[Opening Source data section]

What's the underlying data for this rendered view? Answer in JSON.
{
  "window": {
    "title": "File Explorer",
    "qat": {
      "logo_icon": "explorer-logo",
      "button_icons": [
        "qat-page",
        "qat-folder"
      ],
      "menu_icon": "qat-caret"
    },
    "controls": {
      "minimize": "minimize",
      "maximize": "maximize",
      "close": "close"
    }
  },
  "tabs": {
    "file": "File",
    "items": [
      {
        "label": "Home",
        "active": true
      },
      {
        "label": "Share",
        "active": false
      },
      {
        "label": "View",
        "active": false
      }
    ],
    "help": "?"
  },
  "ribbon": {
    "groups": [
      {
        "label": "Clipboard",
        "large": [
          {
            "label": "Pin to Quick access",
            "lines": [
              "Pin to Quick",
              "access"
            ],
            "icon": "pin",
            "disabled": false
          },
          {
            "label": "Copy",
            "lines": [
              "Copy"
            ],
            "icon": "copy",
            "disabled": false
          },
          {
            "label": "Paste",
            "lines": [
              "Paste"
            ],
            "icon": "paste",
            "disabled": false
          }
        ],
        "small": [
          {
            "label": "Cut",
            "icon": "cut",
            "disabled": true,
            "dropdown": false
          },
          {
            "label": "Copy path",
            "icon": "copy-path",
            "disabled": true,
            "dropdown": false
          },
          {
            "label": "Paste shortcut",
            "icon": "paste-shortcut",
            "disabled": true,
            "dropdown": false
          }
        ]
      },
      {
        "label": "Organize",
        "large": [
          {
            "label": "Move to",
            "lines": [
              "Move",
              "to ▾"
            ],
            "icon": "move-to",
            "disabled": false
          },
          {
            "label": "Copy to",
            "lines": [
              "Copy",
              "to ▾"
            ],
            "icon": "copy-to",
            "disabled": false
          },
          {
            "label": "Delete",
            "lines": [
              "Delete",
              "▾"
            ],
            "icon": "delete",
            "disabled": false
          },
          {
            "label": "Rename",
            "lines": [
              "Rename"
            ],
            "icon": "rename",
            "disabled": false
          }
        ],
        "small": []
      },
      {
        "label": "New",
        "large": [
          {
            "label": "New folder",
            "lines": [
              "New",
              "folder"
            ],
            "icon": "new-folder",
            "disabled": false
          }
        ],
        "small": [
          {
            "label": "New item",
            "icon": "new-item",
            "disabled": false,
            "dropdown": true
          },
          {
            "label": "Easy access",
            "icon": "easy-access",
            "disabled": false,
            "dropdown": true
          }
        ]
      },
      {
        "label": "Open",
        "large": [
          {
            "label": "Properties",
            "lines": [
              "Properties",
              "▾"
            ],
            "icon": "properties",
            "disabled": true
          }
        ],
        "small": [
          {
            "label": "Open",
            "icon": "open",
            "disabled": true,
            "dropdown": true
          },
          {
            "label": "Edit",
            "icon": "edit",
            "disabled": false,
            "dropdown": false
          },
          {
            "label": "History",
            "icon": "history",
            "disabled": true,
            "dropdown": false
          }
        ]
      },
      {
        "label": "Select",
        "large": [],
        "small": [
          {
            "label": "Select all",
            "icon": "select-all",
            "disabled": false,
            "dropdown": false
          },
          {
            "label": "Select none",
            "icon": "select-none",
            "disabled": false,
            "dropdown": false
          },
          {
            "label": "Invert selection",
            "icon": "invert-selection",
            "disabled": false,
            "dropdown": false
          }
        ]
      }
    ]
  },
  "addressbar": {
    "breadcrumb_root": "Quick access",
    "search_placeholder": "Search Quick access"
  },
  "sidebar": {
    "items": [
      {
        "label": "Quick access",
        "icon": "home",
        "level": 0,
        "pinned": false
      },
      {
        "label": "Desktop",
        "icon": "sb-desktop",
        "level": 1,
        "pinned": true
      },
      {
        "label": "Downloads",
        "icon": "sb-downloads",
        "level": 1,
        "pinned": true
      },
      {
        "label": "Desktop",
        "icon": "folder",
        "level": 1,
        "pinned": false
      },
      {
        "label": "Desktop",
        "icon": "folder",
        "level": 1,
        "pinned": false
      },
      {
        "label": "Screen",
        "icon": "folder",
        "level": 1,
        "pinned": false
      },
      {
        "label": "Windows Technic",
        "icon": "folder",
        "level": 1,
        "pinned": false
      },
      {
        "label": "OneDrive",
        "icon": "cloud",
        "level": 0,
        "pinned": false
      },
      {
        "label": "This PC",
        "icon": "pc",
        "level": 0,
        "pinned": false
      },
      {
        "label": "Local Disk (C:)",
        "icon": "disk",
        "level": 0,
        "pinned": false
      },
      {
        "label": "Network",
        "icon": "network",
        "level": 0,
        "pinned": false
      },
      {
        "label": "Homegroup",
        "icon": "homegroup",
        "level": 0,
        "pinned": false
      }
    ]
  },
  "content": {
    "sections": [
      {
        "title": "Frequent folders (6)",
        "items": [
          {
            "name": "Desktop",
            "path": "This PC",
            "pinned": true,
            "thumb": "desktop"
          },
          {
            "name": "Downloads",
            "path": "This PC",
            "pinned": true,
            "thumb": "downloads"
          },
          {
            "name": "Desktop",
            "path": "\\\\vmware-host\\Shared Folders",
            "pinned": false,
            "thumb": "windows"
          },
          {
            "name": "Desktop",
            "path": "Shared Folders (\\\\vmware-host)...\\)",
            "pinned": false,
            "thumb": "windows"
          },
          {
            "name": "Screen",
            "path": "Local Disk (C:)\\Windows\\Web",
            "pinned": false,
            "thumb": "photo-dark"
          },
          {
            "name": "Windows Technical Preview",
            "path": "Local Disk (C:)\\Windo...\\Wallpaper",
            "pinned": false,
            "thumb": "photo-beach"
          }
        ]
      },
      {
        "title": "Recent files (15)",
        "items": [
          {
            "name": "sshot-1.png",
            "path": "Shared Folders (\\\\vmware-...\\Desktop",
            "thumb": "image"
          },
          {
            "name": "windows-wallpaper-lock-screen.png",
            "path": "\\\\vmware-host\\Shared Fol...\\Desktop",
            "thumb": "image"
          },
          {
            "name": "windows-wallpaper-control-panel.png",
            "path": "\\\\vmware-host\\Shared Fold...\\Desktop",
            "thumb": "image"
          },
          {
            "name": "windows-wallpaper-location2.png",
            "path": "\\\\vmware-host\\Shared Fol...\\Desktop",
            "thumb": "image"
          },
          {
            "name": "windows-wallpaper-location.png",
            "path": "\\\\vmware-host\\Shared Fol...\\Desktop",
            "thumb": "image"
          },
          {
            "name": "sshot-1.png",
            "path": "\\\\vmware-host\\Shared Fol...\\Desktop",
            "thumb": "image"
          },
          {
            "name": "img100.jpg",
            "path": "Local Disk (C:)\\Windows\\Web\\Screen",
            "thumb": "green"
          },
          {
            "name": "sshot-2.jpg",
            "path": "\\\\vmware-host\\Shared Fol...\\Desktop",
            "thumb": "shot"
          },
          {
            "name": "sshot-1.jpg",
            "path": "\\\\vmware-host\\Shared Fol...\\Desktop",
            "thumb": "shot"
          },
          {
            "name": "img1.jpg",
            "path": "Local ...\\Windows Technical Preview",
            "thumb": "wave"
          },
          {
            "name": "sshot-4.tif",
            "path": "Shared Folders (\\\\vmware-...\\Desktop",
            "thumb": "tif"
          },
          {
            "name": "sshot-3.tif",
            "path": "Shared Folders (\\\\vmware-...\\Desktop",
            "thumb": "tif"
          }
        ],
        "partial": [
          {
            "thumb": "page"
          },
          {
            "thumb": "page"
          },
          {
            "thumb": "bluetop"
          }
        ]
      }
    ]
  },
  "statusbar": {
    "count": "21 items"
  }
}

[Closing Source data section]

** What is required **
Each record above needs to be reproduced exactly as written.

** Output for this task **
What's the underlying data for this rendered view? Answer in JSON.
{
  "window": {
    "title": "File Explorer",
    "qat": {
      "logo_icon": "explorer-logo",
      "button_icons": [
        "qat-page",
        "qat-folder"
      ],
      "menu_icon": "qat-caret"
    },
    "controls": {
      "minimize": "minimize",
      "maximize": "maximize",
      "close": "close"
    }
  },
  "tabs": {
    "file": "File",
    "items": [
      {
        "label": "Home",
        "active": true
      },
      {
        "label": "Share",
        "active": false
      },
      {
        "label": "View",
        "active": false
      }
    ],
    "help": "?"
  },
  "ribbon": {
    "groups": [
      {
        "label": "Clipboard",
        "large": [
          {
            "label": "Pin to Quick access",
            "lines": [
              "Pin to Quick",
              "access"
            ],
            "icon": "pin",
            "disabled": false
          },
          {
            "label": "Copy",
            "lines": [
              "Copy"
            ],
            "icon": "copy",
            "disabled": false
          },
          {
            "label": "Paste",
            "lines": [
              "Paste"
            ],
            "icon": "paste",
            "disabled": false
          }
        ],
        "small": [
          {
            "label": "Cut",
            "icon": "cut",
            "disabled": true,
            "dropdown": false
          },
          {
            "label": "Copy path",
            "icon": "copy-path",
            "disabled": true,
            "dropdown": false
          },
          {
            "label": "Paste shortcut",
            "icon": "paste-shortcut",
            "disabled": true,
            "dropdown": false
          }
        ]
      },
      {
        "label": "Organize",
        "large": [
          {
            "label": "Move to",
            "lines": [
              "Move",
              "to ▾"
            ],
            "icon": "move-to",
            "disabled": false
          },
          {
            "label": "Copy to",
            "lines": [
              "Copy",
              "to ▾"
            ],
            "icon": "copy-to",
            "disabled": false
          },
          {
            "label": "Delete",
            "lines": [
              "Delete",
              "▾"
            ],
            "icon": "delete",
            "disabled": false
          },
          {
            "label": "Rename",
            "lines": [
              "Rename"
            ],
            "icon": "rename",
            "disabled": false
          }
        ],
        "small": []
      },
      {
        "label": "New",
        "large": [
          {
            "label": "New folder",
            "lines": [
              "New",
              "folder"
            ],
            "icon": "new-folder",
            "disabled": false
          }
        ],
        "small": [
          {
            "label": "New item",
            "icon": "new-item",
            "disabled": false,
            "dropdown": true
          },
          {
            "label": "Easy access",
            "icon": "easy-access",
            "disabled": false,
            "dropdown": true
          }
        ]
      },
      {
        "label": "Open",
        "large": [
          {
            "label": "Properties",
            "lines": [
              "Properties",
              "▾"
            ],
            "icon": "properties",
            "disabled": true
          }
        ],
        "small": [
          {
            "label": "Open",
            "icon": "open",
            "disabled": true,
            "dropdown": true
          },
          {
            "label": "Edit",
            "icon": "edit",
            "disabled": false,
            "dropdown": false
          },
          {
            "label": "History",
            "icon": "history",
            "disabled": true,
            "dropdown": false
          }
        ]
      },
      {
        "label": "Select",
        "large": [],
        "small": [
          {
            "label": "Select all",
            "icon": "select-all",
            "disabled": false,
            "dropdown": false
          },
          {
            "label": "Select none",
            "icon": "select-none",
            "disabled": false,
            "dropdown": false
          },
          {
            "label": "Invert selection",
            "icon": "invert-selection",
            "disabled": false,
            "dropdown": false
          }
        ]
      }
    ]
  },
  "addressbar": {
    "breadcrumb_root": "Quick access",
    "search_placeholder": "Search Quick access"
  },
  "sidebar": {
    "items": [
      {
        "label": "Quick access",
        "icon": "home",
        "level": 0,
        "pinned": false
      },
      {
        "label": "Desktop",
        "icon": "sb-desktop",
        "level": 1,
        "pinned": true
      },
      {
        "label": "Downloads",
        "icon": "sb-downloads",
        "level": 1,
        "pinned": true
      },
      {
        "label": "Desktop",
        "icon": "folder",
        "level": 1,
        "pinned": false
      },
      {
        "label": "Desktop",
        "icon": "folder",
        "level": 1,
        "pinned": false
      },
      {
        "label": "Screen",
        "icon": "folder",
        "level": 1,
        "pinned": false
      },
      {
        "label": "Windows Technic",
        "icon": "folder",
        "level": 1,
        "pinned": false
      },
      {
        "label": "OneDrive",
        "icon": "cloud",
        "level": 0,
        "pinned": false
      },
      {
        "label": "This PC",
        "icon": "pc",
        "level": 0,
        "pinned": false
      },
      {
        "label": "Local Disk (C:)",
        "icon": "disk",
        "level": 0,
        "pinned": false
      },
      {
        "label": "Network",
        "icon": "network",
        "level": 0,
        "pinned": false
      },
      {
        "label": "Homegroup",
        "icon": "homegroup",
        "level": 0,
        "pinned": false
      }
    ]
  },
  "content": {
    "sections": [
      {
        "title": "Frequent folders (6)",
        "items": [
          {
            "name": "Desktop",
            "path": "This PC",
            "pinned": true,
            "thumb": "desktop"
          },
          {
            "name": "Downloads",
            "path": "This PC",
            "pinned": true,
            "thumb": "downloads"
          },
          {
            "name": "Desktop",
            "path": "\\\\vmware-host\\Shared Folders",
            "pinned": false,
            "thumb": "windows"
          },
          {
            "name": "Desktop",
            "path": "Shared Folders (\\\\vmware-host)...\\)",
            "pinned": false,
            "thumb": "windows"
          },
          {
            "name": "Screen",
            "path": "Local Disk (C:)\\Windows\\Web",
            "pinned": false,
            "thumb": "photo-dark"
          },
          {
            "name": "Windows Technical Preview",
            "path": "Local Disk (C:)\\Windo...\\Wallpaper",
            "pinned": false,
            "thumb": "photo-beach"
          }
        ]
      },
      {
        "title": "Recent files (15)",
        "items": [
          {
            "name": "sshot-1.png",
            "path": "Shared Folders (\\\\vmware-...\\Desktop",
            "thumb": "image"
          },
          {
            "name": "windows-wallpaper-lock-screen.png",
            "path": "\\\\vmware-host\\Shared Fol...\\Desktop",
            "thumb": "image"
          },
          {
            "name": "windows-wallpaper-control-panel.png",
            "path": "\\\\vmware-host\\Shared Fold...\\Desktop",
            "thumb": "image"
          },
          {
            "name": "windows-wallpaper-location2.png",
            "path": "\\\\vmware-host\\Shared Fol...\\Desktop",
            "thumb": "image"
          },
          {
            "name": "windows-wallpaper-location.png",
            "path": "\\\\vmware-host\\Shared Fol...\\Desktop",
            "thumb": "image"
          },
          {
            "name": "sshot-1.png",
            "path": "\\\\vmware-host\\Shared Fol...\\Desktop",
            "thumb": "image"
          },
          {
            "name": "img100.jpg",
            "path": "Local Disk (C:)\\Windows\\Web\\Screen",
            "thumb": "green"
          },
          {
            "name": "sshot-2.jpg",
            "path": "\\\\vmware-host\\Shared Fol...\\Desktop",
            "thumb": "shot"
          },
          {
            "name": "sshot-1.jpg",
            "path": "\\\\vmware-host\\Shared Fol...\\Desktop",
            "thumb": "shot"
          },
          {
            "name": "img1.jpg",
            "path": "Local ...\\Windows Technical Preview",
            "thumb": "wave"
          },
          {
            "name": "sshot-4.tif",
            "path": "Shared Folders (\\\\vmware-...\\Desktop",
            "thumb": "tif"
          },
          {
            "name": "sshot-3.tif",
            "path": "Shared Folders (\\\\vmware-...\\Desktop",
            "thumb": "tif"
          }
        ],
        "partial": [
          {
            "thumb": "page"
          },
          {
            "thumb": "page"
          },
          {
            "thumb": "bluetop"
          }
        ]
      }
    ]
  },
  "statusbar": {
    "count": "21 items"
  }
}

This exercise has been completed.